## Your objective
Report how many lines in the records that follow have the word "JSON" in them, giving the number and nothing more.

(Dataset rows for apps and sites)
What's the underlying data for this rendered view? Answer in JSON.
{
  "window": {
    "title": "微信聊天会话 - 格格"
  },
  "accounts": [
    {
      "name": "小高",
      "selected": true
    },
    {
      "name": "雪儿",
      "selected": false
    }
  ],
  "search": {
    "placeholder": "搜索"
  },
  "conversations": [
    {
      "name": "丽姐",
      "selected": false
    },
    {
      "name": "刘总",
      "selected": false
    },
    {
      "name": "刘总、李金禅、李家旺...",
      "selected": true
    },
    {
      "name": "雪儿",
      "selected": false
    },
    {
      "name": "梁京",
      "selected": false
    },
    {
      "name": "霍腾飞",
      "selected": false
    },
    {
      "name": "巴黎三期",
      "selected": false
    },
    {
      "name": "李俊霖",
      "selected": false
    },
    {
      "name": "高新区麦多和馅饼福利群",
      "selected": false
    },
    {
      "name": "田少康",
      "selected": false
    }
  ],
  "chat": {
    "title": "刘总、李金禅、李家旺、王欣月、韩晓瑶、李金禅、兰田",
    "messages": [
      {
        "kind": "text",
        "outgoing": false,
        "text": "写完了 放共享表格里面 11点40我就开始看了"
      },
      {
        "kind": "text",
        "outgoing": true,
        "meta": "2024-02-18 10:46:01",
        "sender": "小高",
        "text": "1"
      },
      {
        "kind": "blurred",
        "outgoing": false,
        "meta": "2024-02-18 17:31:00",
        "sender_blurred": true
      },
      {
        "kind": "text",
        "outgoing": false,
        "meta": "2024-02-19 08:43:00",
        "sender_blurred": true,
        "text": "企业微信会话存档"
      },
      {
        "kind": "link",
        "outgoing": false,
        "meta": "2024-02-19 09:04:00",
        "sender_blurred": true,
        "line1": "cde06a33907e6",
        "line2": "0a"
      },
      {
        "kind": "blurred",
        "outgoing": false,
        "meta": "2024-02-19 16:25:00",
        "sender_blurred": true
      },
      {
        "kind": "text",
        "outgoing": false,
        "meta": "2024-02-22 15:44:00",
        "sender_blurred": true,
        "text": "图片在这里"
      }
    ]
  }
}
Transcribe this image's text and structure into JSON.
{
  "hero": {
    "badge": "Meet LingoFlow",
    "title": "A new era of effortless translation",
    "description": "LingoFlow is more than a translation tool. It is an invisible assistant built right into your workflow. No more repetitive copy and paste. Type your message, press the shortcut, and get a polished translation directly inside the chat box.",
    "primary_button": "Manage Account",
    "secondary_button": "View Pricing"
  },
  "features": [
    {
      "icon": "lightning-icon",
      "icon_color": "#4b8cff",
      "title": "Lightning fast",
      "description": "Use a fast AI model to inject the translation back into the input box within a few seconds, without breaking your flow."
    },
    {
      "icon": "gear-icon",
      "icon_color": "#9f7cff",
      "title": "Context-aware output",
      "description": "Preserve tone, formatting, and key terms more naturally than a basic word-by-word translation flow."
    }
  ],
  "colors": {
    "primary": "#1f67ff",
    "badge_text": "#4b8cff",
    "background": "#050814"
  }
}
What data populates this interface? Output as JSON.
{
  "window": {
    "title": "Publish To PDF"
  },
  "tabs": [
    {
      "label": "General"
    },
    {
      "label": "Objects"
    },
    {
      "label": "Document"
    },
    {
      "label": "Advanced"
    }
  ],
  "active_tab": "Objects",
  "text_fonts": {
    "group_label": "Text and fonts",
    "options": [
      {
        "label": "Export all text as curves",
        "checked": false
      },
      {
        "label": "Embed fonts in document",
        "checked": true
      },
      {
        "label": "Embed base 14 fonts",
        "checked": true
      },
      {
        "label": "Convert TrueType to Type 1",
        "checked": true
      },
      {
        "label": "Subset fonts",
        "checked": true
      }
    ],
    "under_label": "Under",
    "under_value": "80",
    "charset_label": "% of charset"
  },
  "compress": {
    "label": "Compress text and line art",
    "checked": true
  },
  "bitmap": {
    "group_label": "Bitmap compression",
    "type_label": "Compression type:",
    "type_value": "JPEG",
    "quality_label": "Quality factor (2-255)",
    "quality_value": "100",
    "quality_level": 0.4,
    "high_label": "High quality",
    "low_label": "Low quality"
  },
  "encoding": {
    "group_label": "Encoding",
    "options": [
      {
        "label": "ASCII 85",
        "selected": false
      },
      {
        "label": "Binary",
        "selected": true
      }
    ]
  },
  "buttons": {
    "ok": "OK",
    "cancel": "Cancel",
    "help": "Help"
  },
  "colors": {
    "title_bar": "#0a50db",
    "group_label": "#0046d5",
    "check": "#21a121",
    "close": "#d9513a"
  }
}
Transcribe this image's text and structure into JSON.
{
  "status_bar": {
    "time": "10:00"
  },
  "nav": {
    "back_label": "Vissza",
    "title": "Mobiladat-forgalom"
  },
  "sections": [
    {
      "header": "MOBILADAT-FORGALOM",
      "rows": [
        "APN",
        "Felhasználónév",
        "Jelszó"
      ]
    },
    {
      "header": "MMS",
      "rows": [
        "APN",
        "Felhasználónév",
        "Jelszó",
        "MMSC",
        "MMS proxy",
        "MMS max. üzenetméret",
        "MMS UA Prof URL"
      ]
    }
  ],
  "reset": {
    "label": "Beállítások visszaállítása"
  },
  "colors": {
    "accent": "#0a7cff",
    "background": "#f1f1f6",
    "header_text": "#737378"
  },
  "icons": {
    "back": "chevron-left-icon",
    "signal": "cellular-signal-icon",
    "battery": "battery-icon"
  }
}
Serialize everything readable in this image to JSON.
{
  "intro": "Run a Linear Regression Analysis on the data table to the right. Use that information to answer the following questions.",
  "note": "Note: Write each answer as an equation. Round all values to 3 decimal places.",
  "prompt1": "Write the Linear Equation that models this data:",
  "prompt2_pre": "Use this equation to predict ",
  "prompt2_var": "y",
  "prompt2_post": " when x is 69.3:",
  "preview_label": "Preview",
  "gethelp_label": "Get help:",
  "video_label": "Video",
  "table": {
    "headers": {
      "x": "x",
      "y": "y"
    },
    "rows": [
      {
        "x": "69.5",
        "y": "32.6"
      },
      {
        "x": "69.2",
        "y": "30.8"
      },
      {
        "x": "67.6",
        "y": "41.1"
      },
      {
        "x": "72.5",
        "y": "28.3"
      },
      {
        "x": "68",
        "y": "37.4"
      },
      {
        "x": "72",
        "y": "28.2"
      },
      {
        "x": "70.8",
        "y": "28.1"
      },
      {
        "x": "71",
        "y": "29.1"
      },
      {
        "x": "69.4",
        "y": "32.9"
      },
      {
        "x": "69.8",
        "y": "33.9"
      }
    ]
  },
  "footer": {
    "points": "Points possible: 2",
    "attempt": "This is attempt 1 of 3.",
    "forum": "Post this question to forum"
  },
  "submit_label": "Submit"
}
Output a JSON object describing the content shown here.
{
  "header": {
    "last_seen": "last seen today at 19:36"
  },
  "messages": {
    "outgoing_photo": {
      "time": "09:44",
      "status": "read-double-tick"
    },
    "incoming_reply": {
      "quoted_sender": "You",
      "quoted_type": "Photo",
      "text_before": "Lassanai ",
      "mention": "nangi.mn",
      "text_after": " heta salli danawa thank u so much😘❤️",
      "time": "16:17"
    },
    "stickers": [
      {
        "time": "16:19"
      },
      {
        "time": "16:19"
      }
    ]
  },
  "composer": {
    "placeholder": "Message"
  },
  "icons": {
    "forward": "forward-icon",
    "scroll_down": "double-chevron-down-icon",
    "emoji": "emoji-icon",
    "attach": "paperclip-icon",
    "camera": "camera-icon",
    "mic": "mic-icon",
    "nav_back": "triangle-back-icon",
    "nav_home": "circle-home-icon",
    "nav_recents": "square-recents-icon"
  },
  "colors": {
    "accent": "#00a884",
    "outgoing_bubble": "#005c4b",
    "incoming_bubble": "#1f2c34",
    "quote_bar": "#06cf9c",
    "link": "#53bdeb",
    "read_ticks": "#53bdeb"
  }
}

## Result of the exercise
6